On Monday the participants of the event were addressed by Mr Jeff Adler representing the U.S. Embassy in Podgorica at the capacity of Public Affairs Officer. The discussion engaged the participants on the topic of disinformation, with lectures by Mr Matt Jacobs and Mr Darjan Vujica, who both currently actively participate in the U.S. Department of state. Both trainers presented the topic of disinformation in a specific way, either from a communication perspective or with more focus on analytics. This enabled the participants to comprehend more closely and clearly, on how disinformation works and disseminated the environment, which enables disinformation to thrive and survive. The participants were engaged in the discussion and not only offered their own opinion and knowledge on the topic, but also valuable experience that addresses the threat of disinformation.

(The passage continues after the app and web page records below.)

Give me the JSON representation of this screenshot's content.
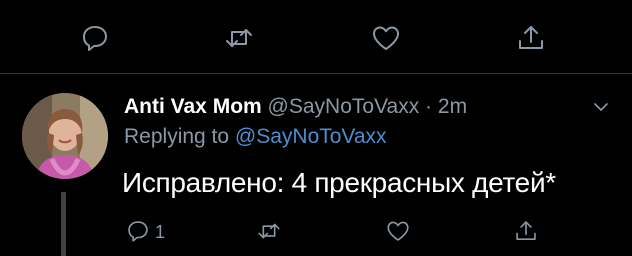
{
  "tweet": {
    "author_name": "Anti Vax Mom",
    "author_handle": "@SayNoToVaxx",
    "separator": "·",
    "timestamp": "2m",
    "replying_prefix": "Replying to",
    "replying_to": "@SayNoToVaxx",
    "text": "Исправлено: 4 прекрасных детей*",
    "reply_count": "1"
  },
  "icons": {
    "reply": "speech-bubble-icon",
    "retweet": "retweet-icon",
    "like": "heart-icon",
    "share": "share-upload-icon",
    "more": "chevron-down-icon"
  },
  "colors": {
    "background": "#000000",
    "text": "#ffffff",
    "muted": "#8b98a5",
    "link": "#4d8fd1",
    "divider": "#2f3336"
  }
}
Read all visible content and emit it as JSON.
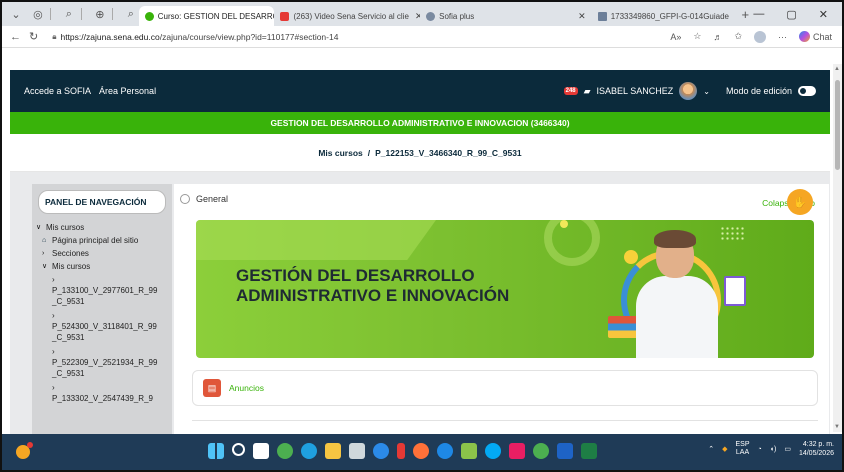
{
  "browser": {
    "tabs": [
      {
        "label": "Curso: GESTION DEL DESARROLL",
        "favicon_color": "#39b30a",
        "active": true
      },
      {
        "label": "(263) Video Sena Servicio al clie",
        "favicon_color": "#e53935",
        "active": false
      },
      {
        "label": "Sofia plus",
        "favicon_color": "#7a8aa0",
        "active": false
      },
      {
        "label": "1733349860_GFPI-G-014Guiade",
        "favicon_color": "#6c7f99",
        "active": false
      }
    ],
    "url_host": "https://zajuna.sena.edu.co",
    "url_path": "/zajuna/course/view.php?id=110177#section-14",
    "chat_label": "Chat"
  },
  "header": {
    "link_sofia": "Accede a SOFIA",
    "link_personal": "Área Personal",
    "notif_count": "248",
    "user_name": "ISABEL SANCHEZ",
    "edit_mode_label": "Modo de edición"
  },
  "course_title": "GESTION DEL DESARROLLO ADMINISTRATIVO E INNOVACION (3466340)",
  "breadcrumb": {
    "root": "Mis cursos",
    "sep": "/",
    "current": "P_122153_V_3466340_R_99_C_9531"
  },
  "sidebar": {
    "title": "PANEL DE NAVEGACIÓN",
    "items": [
      {
        "label": "Mis cursos",
        "level": 0,
        "chev": "v"
      },
      {
        "label": "Página principal del sitio",
        "level": 1,
        "chev": "home"
      },
      {
        "label": "Secciones",
        "level": 1,
        "chev": ">"
      },
      {
        "label": "Mis cursos",
        "level": 1,
        "chev": "v"
      },
      {
        "label": "P_133100_V_2977601_R_99_C_9531",
        "level": 2,
        "chev": ">"
      },
      {
        "label": "P_524300_V_3118401_R_99_C_9531",
        "level": 2,
        "chev": ">"
      },
      {
        "label": "P_522309_V_2521934_R_99_C_9531",
        "level": 2,
        "chev": ">"
      },
      {
        "label": "P_133302_V_2547439_R_9",
        "level": 2,
        "chev": ">"
      }
    ]
  },
  "main": {
    "section_label": "General",
    "collapse_label": "Colapsar todo",
    "banner_line1": "GESTIÓN DEL DESARROLLO",
    "banner_line2": "ADMINISTRATIVO E INNOVACIÓN",
    "announcements_label": "Anuncios"
  },
  "taskbar": {
    "lang_top": "ESP",
    "lang_bottom": "LAA",
    "time": "4:32 p. m.",
    "date": "14/05/2026"
  },
  "colors": {
    "header_dark": "#0b2a3b",
    "accent_green": "#39b30a",
    "help_orange": "#f5a623"
  }
}
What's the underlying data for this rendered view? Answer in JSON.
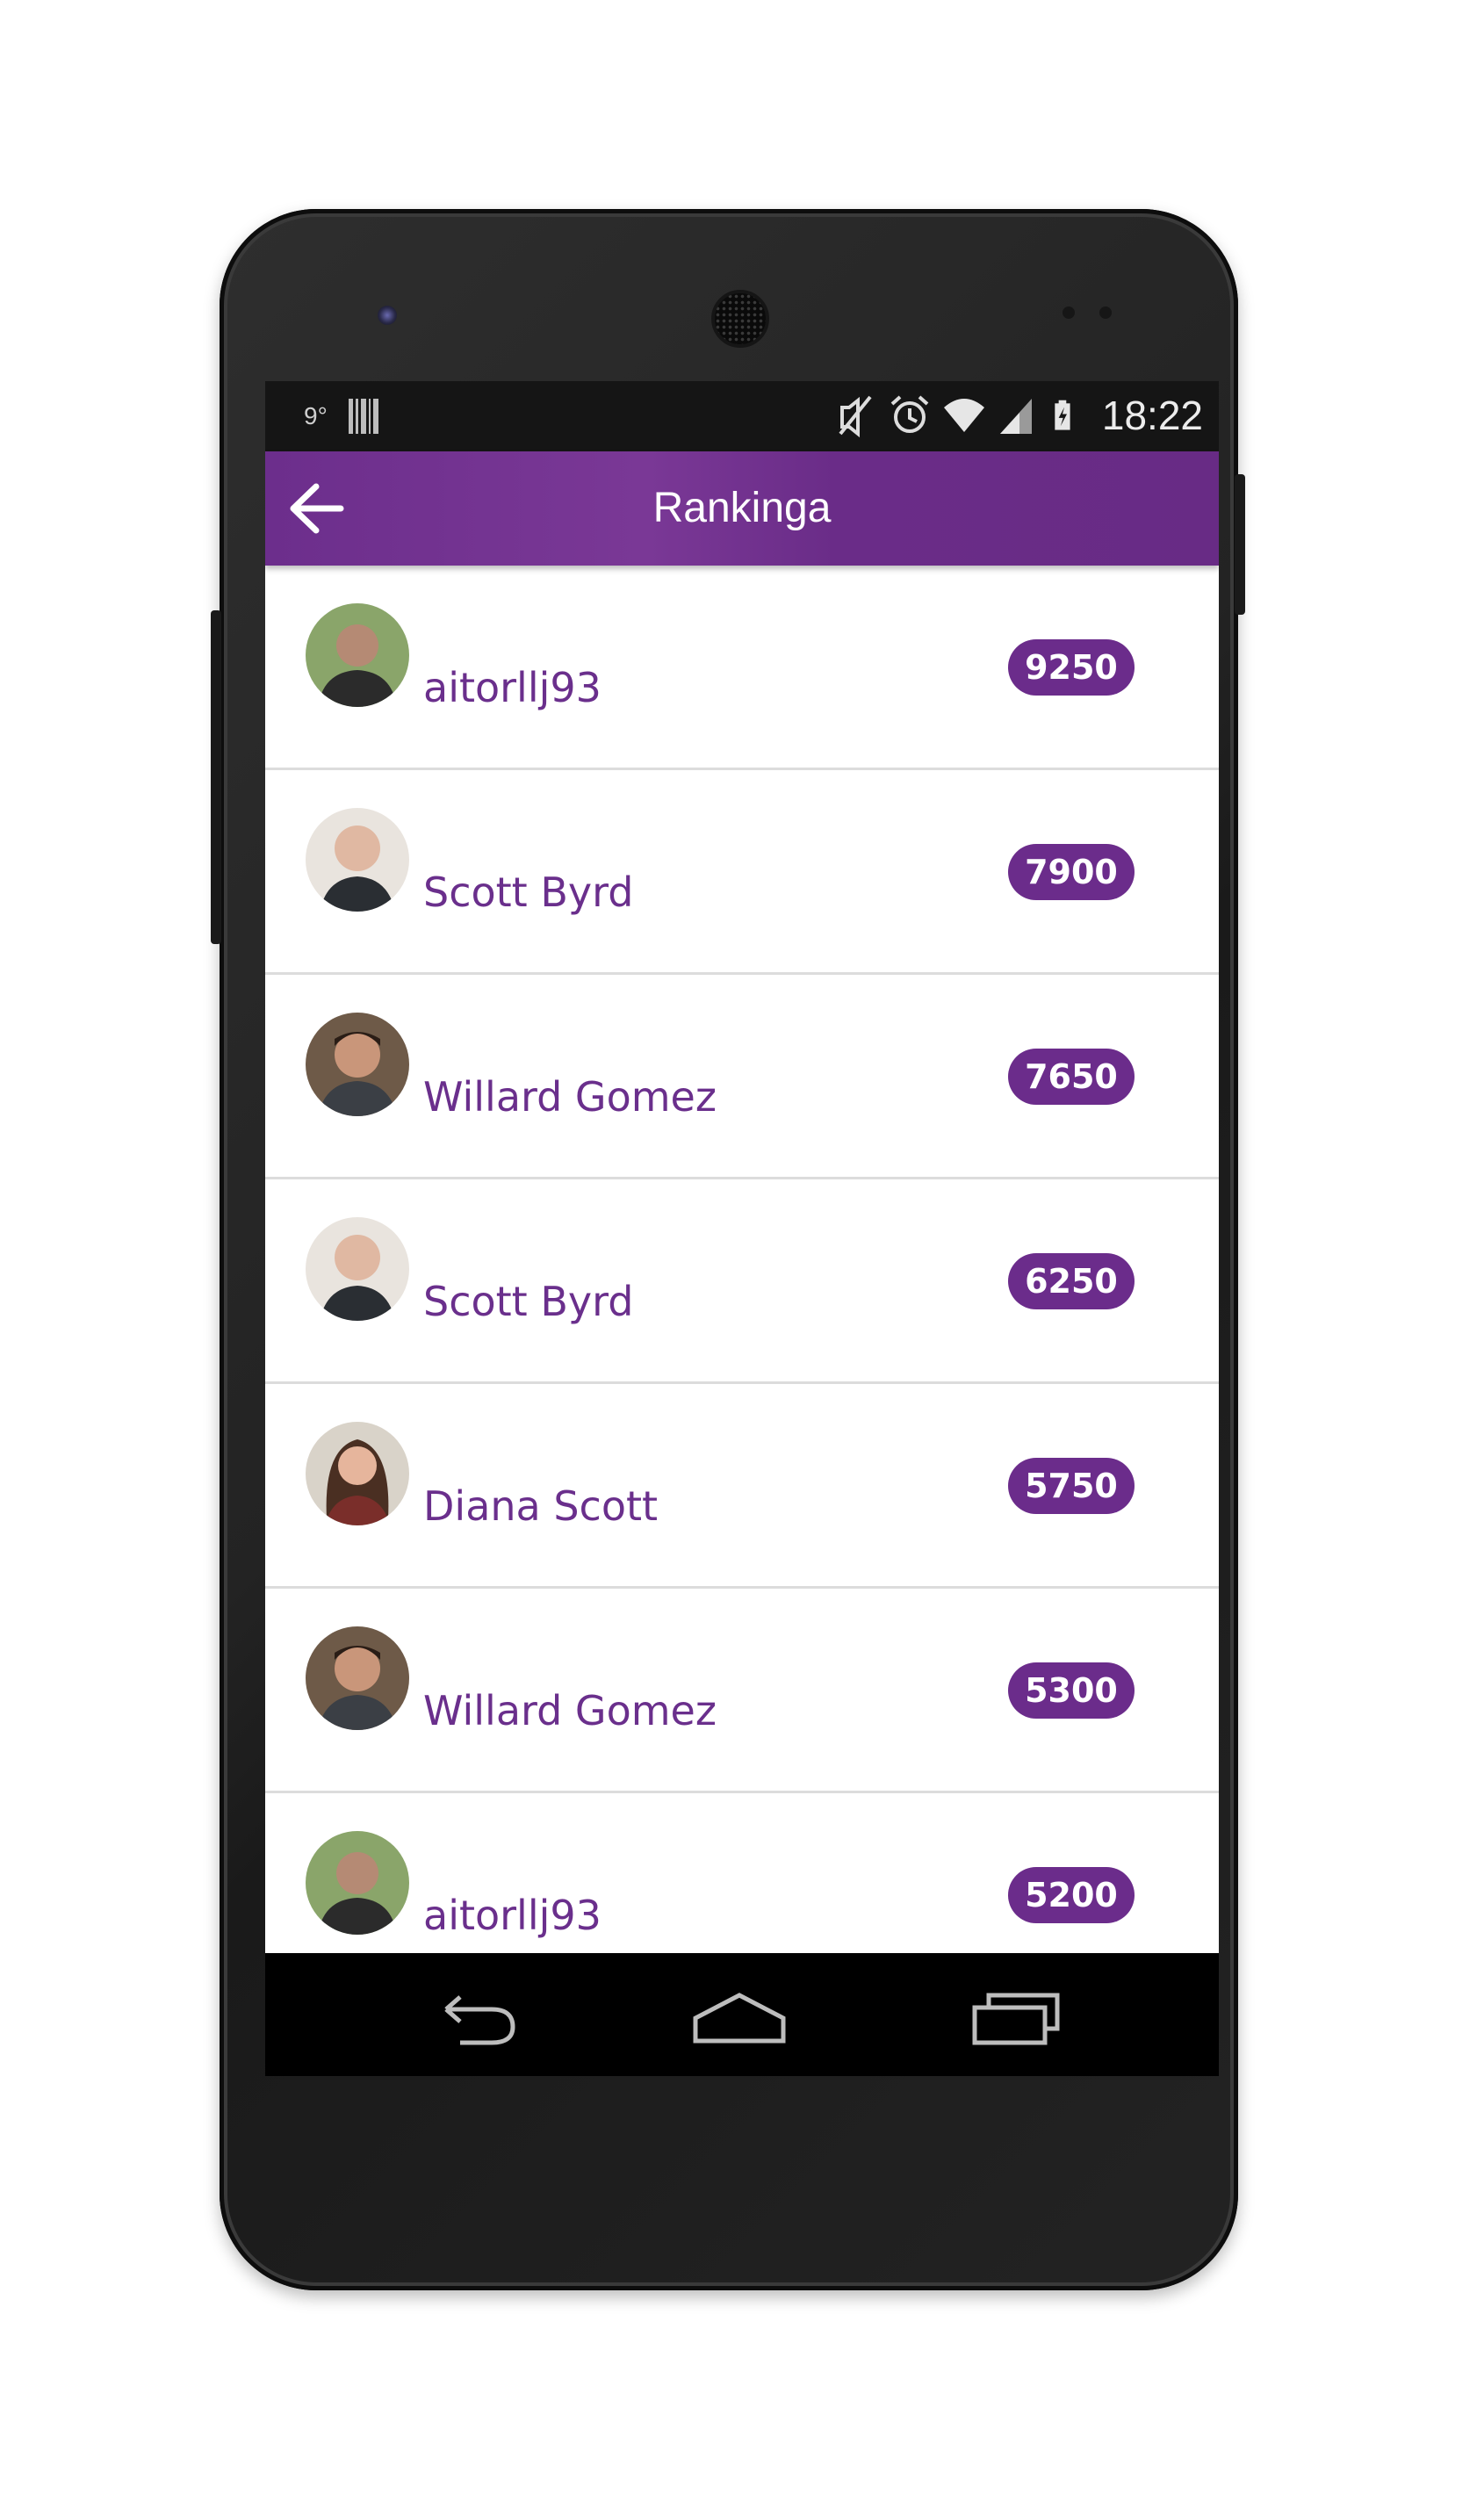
{
  "status_bar": {
    "temperature": "9°",
    "time": "18:22",
    "icons": [
      "barcode-icon",
      "mute-icon",
      "alarm-icon",
      "wifi-icon",
      "signal-icon",
      "battery-charging-icon"
    ]
  },
  "app_bar": {
    "title": "Rankinga",
    "back_icon": "arrow-left-icon"
  },
  "rankings": [
    {
      "name": "aitorllj93",
      "score": "9250",
      "avatar": "person-green"
    },
    {
      "name": "Scott Byrd",
      "score": "7900",
      "avatar": "person-bald"
    },
    {
      "name": "Willard Gomez",
      "score": "7650",
      "avatar": "person-dark"
    },
    {
      "name": "Scott Byrd",
      "score": "6250",
      "avatar": "person-bald"
    },
    {
      "name": "Diana Scott",
      "score": "5750",
      "avatar": "person-woman"
    },
    {
      "name": "Willard Gomez",
      "score": "5300",
      "avatar": "person-dark"
    },
    {
      "name": "aitorllj93",
      "score": "5200",
      "avatar": "person-green"
    }
  ],
  "nav_bar": {
    "icons": [
      "nav-back-icon",
      "nav-home-icon",
      "nav-recent-apps-icon"
    ]
  },
  "colors": {
    "accent": "#6b2c8b",
    "app_bar": "#6c2e8c",
    "name_text": "#6a2f8c"
  }
}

Matt Jacobs tackled two other important topics, namely the way to approach communication in a more structured manor, and how to improve listening to the needs of audiences. We often tend to think of a milestone of communication with the invention of gadgets like the printing press that drastically changed the world we live in. But communication dates much more into the past, and the concept used then are still applicable and useful today, as Mr Jacobs explained with concrete examples, methods and concepts. The discussion also touched upon how to approach communication properly, to reach the engagement and feedback of the audiences in the greatest extent possible, as it is an extensive way to secure transparency and direct democracy.
The program continued with workshops on Tuesday, ranging from morning to the late afternoon, approaching the topic of digital diplomacy in an even more practical and engaging way. Participants were engaged in the practical view of digital campaigns, from their initial planning to purely practical implementation. The discussions were held by Mr Matt Jacobs and Ms Carey Hogg, both experts coming from the U.S. Department of State, who challenged the participants to make their very own digital campaign on the spot. The two groups tackled the topic of public health policies, and devoted attention to the rise of awareness in the field of vital organ donorship. Digital diplomats that were present gave all their expertise, talents and ideas to the debate and produced content with great potential, that would not only raise awareness of a certain policy, but include citizens in their creation, contributing to better conditions in a community for every individual. Transparency, active participation and engagement are therefore only the beginning of multiple possibilities digital diplomacy can embrace.